A few weeks ago we started hearing the well pump run more than usual. We kept our eyes open, but started to suspect an underground leak. The trouble with underground leaks is that they have to get bad enough before you can find them.
Given what we've recently heard about the aquifer that provides us with water, we felt badly that our underground lines were wasting water. Apparently people in our area will soon be out of fresh well water, despite the fact that we are surrounded by fresh water: the Great Lakes! Something about the aquifer not recharging at a fast enough rate. Supply is less than demand. And there are two types of culprit in this situation: the farmer who irrigates his crops endlessly (sorry, but it's true), and the homeowners that decide to build new homes out in the country.
But I digress. Eventually we found a tell-tale sign. And, on a lovely cold winter afternoon, The Farmer and his crew started digging.
Just finding mud isn't enough. Sometimes you have to dig a trench to pinpoint the exact location of the leak.
They found the leak, repaired it, and then were able to use the skid steer to replace the dirt.

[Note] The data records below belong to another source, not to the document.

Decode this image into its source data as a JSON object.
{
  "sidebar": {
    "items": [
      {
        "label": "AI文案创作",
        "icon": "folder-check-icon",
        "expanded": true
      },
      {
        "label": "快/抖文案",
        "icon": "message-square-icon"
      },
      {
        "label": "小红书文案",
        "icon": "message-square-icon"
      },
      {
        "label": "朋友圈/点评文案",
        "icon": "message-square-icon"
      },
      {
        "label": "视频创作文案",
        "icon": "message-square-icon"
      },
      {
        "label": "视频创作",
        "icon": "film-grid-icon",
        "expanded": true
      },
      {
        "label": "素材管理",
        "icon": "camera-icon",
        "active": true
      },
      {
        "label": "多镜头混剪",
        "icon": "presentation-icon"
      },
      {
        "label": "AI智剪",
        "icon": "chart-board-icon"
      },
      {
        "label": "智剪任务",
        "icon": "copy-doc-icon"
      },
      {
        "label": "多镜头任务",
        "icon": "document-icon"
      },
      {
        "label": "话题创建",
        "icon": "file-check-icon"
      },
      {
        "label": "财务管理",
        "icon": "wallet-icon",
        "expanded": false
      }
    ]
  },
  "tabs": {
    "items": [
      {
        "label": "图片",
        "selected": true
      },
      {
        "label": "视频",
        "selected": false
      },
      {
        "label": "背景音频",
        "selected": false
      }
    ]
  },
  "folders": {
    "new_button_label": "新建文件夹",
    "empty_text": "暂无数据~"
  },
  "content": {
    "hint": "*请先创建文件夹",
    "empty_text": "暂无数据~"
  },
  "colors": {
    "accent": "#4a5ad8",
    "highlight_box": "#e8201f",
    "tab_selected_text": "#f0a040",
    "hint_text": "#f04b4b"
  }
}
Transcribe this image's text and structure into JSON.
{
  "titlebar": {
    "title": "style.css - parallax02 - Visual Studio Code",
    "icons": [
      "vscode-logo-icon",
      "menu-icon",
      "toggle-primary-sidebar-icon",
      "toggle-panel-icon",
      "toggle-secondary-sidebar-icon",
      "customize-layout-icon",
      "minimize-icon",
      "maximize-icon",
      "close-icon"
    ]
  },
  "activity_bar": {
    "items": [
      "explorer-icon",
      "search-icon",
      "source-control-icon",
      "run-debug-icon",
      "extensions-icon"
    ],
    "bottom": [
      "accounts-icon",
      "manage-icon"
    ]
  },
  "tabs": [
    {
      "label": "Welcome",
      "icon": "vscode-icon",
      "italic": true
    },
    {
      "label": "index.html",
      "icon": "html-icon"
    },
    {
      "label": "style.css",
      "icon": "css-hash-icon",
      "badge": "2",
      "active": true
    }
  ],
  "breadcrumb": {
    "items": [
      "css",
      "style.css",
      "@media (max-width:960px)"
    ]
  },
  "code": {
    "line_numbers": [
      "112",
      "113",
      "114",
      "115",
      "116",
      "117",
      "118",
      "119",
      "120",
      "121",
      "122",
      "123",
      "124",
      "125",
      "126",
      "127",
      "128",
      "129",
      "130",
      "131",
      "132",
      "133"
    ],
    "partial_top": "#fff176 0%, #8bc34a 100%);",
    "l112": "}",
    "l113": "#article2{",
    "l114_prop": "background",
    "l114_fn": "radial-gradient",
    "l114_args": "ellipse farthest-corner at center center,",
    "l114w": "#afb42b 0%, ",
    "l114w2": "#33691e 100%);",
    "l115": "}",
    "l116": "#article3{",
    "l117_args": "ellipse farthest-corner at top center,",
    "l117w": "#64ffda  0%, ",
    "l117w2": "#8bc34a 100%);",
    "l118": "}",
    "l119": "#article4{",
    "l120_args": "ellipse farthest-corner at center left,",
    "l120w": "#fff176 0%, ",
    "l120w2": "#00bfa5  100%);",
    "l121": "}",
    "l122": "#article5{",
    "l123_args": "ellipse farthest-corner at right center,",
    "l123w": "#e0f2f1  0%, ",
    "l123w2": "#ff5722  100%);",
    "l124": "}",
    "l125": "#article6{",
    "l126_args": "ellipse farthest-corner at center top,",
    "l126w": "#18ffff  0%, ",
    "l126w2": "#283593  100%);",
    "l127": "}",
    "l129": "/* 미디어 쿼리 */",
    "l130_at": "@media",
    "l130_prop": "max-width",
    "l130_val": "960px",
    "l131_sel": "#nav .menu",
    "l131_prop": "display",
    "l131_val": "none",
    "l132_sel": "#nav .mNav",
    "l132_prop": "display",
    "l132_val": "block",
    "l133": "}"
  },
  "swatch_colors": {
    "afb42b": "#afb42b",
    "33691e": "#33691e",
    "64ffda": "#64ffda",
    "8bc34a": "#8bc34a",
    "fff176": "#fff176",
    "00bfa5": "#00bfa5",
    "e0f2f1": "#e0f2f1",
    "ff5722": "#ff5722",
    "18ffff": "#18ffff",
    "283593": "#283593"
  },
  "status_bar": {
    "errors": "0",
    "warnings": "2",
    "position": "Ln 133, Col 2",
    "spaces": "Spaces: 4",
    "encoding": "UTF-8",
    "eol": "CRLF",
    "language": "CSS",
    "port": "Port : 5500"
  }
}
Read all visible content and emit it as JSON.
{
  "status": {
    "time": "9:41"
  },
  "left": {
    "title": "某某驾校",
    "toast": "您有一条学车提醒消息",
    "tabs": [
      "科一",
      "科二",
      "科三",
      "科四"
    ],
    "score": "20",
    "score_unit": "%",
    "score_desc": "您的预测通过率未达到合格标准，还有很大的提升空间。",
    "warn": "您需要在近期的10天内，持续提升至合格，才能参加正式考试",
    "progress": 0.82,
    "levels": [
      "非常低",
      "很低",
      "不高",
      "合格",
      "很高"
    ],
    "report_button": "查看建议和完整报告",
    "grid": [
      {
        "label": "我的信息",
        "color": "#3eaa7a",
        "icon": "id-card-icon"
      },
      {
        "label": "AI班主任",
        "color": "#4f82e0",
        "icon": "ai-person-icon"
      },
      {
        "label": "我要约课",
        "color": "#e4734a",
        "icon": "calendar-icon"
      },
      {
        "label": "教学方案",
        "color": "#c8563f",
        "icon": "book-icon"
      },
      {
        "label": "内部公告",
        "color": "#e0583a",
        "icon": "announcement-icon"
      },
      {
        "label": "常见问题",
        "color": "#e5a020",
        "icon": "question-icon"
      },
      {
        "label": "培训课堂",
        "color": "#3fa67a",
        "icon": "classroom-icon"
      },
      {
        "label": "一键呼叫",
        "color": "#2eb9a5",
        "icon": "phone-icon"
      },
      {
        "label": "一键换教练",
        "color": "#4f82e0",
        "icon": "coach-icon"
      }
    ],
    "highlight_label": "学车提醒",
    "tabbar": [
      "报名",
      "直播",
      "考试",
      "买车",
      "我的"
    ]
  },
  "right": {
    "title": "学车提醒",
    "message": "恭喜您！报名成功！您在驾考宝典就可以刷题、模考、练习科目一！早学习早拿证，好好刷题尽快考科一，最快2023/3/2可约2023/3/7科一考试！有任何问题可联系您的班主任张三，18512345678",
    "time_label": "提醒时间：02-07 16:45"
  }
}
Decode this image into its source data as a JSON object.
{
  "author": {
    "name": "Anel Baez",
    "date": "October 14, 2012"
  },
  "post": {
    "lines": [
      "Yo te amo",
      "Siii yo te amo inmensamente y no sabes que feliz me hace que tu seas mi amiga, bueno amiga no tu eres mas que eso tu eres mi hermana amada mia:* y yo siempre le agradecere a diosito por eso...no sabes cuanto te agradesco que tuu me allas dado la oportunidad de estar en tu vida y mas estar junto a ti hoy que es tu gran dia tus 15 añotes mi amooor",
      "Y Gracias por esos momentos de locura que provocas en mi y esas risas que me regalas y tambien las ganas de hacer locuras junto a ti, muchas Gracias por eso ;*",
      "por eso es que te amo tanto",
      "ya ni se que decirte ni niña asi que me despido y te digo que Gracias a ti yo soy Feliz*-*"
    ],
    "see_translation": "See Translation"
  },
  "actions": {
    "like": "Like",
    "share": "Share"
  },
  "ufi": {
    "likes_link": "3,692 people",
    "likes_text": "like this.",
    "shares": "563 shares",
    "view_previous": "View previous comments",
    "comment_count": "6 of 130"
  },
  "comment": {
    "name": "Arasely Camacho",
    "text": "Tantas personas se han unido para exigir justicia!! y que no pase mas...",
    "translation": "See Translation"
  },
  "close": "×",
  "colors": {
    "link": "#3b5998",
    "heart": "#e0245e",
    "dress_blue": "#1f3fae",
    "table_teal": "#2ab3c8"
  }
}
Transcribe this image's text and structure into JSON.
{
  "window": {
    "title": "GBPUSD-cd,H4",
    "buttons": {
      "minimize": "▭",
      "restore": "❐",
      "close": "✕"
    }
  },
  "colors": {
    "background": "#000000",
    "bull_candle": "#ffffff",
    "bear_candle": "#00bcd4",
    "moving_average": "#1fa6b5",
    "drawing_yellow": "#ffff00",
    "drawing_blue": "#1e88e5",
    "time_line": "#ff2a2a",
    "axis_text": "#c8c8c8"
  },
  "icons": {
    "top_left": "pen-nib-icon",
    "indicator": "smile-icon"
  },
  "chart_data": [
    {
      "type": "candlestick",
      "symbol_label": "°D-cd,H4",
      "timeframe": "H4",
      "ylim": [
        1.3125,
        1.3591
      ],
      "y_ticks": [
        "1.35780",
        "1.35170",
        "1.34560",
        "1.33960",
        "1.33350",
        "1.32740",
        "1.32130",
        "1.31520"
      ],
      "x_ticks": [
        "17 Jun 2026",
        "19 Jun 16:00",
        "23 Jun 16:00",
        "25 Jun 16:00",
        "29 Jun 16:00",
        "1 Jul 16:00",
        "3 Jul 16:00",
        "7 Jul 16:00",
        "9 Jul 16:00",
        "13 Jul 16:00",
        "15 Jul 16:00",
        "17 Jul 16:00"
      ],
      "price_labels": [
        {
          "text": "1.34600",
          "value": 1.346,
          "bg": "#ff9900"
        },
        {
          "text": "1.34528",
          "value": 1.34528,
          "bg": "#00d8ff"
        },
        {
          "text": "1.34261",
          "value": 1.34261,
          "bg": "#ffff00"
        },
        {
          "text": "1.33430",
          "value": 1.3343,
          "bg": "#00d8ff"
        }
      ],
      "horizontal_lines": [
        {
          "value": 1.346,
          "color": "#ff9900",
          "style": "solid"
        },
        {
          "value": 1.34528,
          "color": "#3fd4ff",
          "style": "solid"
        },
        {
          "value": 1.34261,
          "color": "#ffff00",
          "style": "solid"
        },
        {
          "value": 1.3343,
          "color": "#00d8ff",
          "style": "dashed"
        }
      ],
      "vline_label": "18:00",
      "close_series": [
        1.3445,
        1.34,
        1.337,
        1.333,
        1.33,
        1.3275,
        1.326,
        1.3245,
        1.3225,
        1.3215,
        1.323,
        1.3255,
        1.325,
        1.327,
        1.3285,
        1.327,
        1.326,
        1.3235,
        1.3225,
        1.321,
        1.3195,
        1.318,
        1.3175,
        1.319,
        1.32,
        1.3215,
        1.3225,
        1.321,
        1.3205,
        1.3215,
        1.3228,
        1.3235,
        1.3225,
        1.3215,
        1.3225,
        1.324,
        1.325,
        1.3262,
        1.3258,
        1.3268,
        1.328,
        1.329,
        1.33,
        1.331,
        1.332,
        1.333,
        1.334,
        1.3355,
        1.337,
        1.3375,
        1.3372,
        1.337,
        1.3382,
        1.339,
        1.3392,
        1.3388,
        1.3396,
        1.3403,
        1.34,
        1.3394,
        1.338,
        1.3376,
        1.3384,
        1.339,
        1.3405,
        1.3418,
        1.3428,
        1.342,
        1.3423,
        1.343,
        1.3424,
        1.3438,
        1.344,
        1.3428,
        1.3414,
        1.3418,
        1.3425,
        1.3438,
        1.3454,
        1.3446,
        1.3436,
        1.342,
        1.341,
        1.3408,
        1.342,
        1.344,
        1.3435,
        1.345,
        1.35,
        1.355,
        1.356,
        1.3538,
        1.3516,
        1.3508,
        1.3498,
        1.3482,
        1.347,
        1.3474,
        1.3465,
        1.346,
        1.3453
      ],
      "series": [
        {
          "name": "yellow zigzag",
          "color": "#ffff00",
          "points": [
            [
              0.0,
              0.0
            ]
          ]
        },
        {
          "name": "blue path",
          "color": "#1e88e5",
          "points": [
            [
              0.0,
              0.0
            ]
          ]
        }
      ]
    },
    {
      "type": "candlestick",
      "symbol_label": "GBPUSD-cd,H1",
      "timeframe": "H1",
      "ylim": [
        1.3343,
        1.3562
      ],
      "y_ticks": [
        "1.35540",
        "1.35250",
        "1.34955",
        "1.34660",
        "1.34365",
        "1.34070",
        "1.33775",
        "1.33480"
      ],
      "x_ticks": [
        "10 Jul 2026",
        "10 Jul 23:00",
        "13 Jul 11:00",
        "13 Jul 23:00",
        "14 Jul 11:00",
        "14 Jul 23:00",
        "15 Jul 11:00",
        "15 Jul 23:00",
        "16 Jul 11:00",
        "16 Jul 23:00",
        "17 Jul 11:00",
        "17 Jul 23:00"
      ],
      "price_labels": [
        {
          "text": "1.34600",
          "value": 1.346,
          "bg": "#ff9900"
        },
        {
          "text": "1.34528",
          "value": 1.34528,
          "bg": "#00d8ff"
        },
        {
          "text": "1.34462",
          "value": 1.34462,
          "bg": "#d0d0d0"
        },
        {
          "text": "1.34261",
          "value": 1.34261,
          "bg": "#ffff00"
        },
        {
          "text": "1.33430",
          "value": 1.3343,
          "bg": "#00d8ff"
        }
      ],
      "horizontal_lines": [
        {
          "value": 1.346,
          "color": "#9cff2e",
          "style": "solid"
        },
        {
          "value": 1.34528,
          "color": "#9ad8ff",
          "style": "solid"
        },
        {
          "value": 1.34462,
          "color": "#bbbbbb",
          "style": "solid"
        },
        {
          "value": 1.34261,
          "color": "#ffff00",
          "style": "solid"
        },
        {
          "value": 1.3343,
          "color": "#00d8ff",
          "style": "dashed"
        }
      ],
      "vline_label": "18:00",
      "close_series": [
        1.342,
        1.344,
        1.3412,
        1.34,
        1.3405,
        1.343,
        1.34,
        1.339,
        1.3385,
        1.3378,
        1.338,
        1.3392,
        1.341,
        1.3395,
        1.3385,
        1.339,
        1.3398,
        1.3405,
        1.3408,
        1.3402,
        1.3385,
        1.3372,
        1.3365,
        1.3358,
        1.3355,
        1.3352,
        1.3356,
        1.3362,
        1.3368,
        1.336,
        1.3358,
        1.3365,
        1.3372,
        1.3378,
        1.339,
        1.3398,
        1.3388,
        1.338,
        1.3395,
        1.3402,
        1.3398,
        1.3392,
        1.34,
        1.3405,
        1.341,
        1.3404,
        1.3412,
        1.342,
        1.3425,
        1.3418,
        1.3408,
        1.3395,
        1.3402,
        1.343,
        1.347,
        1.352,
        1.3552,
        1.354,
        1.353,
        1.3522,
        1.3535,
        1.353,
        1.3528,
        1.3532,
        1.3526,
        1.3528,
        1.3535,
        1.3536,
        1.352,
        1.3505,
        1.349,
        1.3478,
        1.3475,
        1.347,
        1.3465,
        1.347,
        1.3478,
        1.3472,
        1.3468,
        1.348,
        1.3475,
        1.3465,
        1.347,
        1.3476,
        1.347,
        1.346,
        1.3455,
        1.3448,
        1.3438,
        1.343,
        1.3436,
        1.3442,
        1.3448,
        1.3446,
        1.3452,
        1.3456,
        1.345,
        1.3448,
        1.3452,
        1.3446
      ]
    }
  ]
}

All in a day's work.
But why don't these things happen when the weather's decent?